The task
Repeat each record exactly, skipping the pictures.
BEGIN Information
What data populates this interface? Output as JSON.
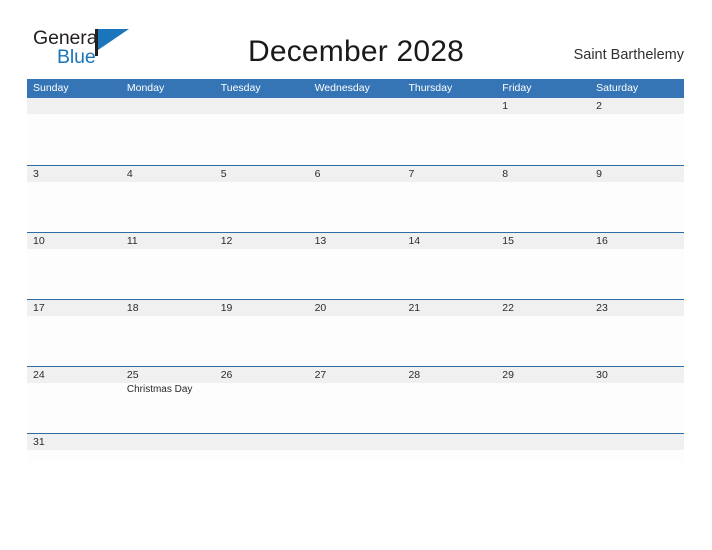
{
  "brand": {
    "name_part1": "General",
    "name_part2": "Blue",
    "flag_icon": "flag-icon",
    "accent_color": "#1b75bb",
    "text_color": "#231f20"
  },
  "header": {
    "title": "December 2028",
    "location": "Saint Barthelemy"
  },
  "calendar": {
    "month": "December",
    "year": "2028",
    "header_bg": "#3575b5",
    "band_bg": "#f0f0f0",
    "rule_color": "#2e6da4",
    "weekdays": [
      "Sunday",
      "Monday",
      "Tuesday",
      "Wednesday",
      "Thursday",
      "Friday",
      "Saturday"
    ],
    "weeks": [
      {
        "days": [
          {
            "num": "",
            "events": []
          },
          {
            "num": "",
            "events": []
          },
          {
            "num": "",
            "events": []
          },
          {
            "num": "",
            "events": []
          },
          {
            "num": "",
            "events": []
          },
          {
            "num": "1",
            "events": []
          },
          {
            "num": "2",
            "events": []
          }
        ]
      },
      {
        "days": [
          {
            "num": "3",
            "events": []
          },
          {
            "num": "4",
            "events": []
          },
          {
            "num": "5",
            "events": []
          },
          {
            "num": "6",
            "events": []
          },
          {
            "num": "7",
            "events": []
          },
          {
            "num": "8",
            "events": []
          },
          {
            "num": "9",
            "events": []
          }
        ]
      },
      {
        "days": [
          {
            "num": "10",
            "events": []
          },
          {
            "num": "11",
            "events": []
          },
          {
            "num": "12",
            "events": []
          },
          {
            "num": "13",
            "events": []
          },
          {
            "num": "14",
            "events": []
          },
          {
            "num": "15",
            "events": []
          },
          {
            "num": "16",
            "events": []
          }
        ]
      },
      {
        "days": [
          {
            "num": "17",
            "events": []
          },
          {
            "num": "18",
            "events": []
          },
          {
            "num": "19",
            "events": []
          },
          {
            "num": "20",
            "events": []
          },
          {
            "num": "21",
            "events": []
          },
          {
            "num": "22",
            "events": []
          },
          {
            "num": "23",
            "events": []
          }
        ]
      },
      {
        "days": [
          {
            "num": "24",
            "events": []
          },
          {
            "num": "25",
            "events": [
              "Christmas Day"
            ]
          },
          {
            "num": "26",
            "events": []
          },
          {
            "num": "27",
            "events": []
          },
          {
            "num": "28",
            "events": []
          },
          {
            "num": "29",
            "events": []
          },
          {
            "num": "30",
            "events": []
          }
        ]
      },
      {
        "short": true,
        "days": [
          {
            "num": "31",
            "events": []
          },
          {
            "num": "",
            "events": []
          },
          {
            "num": "",
            "events": []
          },
          {
            "num": "",
            "events": []
          },
          {
            "num": "",
            "events": []
          },
          {
            "num": "",
            "events": []
          },
          {
            "num": "",
            "events": []
          }
        ]
      }
    ]
  }
}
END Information
Exercise result
What data populates this interface? Output as JSON.
{
  "brand": {
    "name_part1": "General",
    "name_part2": "Blue",
    "flag_icon": "flag-icon",
    "accent_color": "#1b75bb",
    "text_color": "#231f20"
  },
  "header": {
    "title": "December 2028",
    "location": "Saint Barthelemy"
  },
  "calendar": {
    "month": "December",
    "year": "2028",
    "header_bg": "#3575b5",
    "band_bg": "#f0f0f0",
    "rule_color": "#2e6da4",
    "weekdays": [
      "Sunday",
      "Monday",
      "Tuesday",
      "Wednesday",
      "Thursday",
      "Friday",
      "Saturday"
    ],
    "weeks": [
      {
        "days": [
          {
            "num": "",
            "events": []
          },
          {
            "num": "",
            "events": []
          },
          {
            "num": "",
            "events": []
          },
          {
            "num": "",
            "events": []
          },
          {
            "num": "",
            "events": []
          },
          {
            "num": "1",
            "events": []
          },
          {
            "num": "2",
            "events": []
          }
        ]
      },
      {
        "days": [
          {
            "num": "3",
            "events": []
          },
          {
            "num": "4",
            "events": []
          },
          {
            "num": "5",
            "events": []
          },
          {
            "num": "6",
            "events": []
          },
          {
            "num": "7",
            "events": []
          },
          {
            "num": "8",
            "events": []
          },
          {
            "num": "9",
            "events": []
          }
        ]
      },
      {
        "days": [
          {
            "num": "10",
            "events": []
          },
          {
            "num": "11",
            "events": []
          },
          {
            "num": "12",
            "events": []
          },
          {
            "num": "13",
            "events": []
          },
          {
            "num": "14",
            "events": []
          },
          {
            "num": "15",
            "events": []
          },
          {
            "num": "16",
            "events": []
          }
        ]
      },
      {
        "days": [
          {
            "num": "17",
            "events": []
          },
          {
            "num": "18",
            "events": []
          },
          {
            "num": "19",
            "events": []
          },
          {
            "num": "20",
            "events": []
          },
          {
            "num": "21",
            "events": []
          },
          {
            "num": "22",
            "events": []
          },
          {
            "num": "23",
            "events": []
          }
        ]
      },
      {
        "days": [
          {
            "num": "24",
            "events": []
          },
          {
            "num": "25",
            "events": [
              "Christmas Day"
            ]
          },
          {
            "num": "26",
            "events": []
          },
          {
            "num": "27",
            "events": []
          },
          {
            "num": "28",
            "events": []
          },
          {
            "num": "29",
            "events": []
          },
          {
            "num": "30",
            "events": []
          }
        ]
      },
      {
        "short": true,
        "days": [
          {
            "num": "31",
            "events": []
          },
          {
            "num": "",
            "events": []
          },
          {
            "num": "",
            "events": []
          },
          {
            "num": "",
            "events": []
          },
          {
            "num": "",
            "events": []
          },
          {
            "num": "",
            "events": []
          },
          {
            "num": "",
            "events": []
          }
        ]
      }
    ]
  }
}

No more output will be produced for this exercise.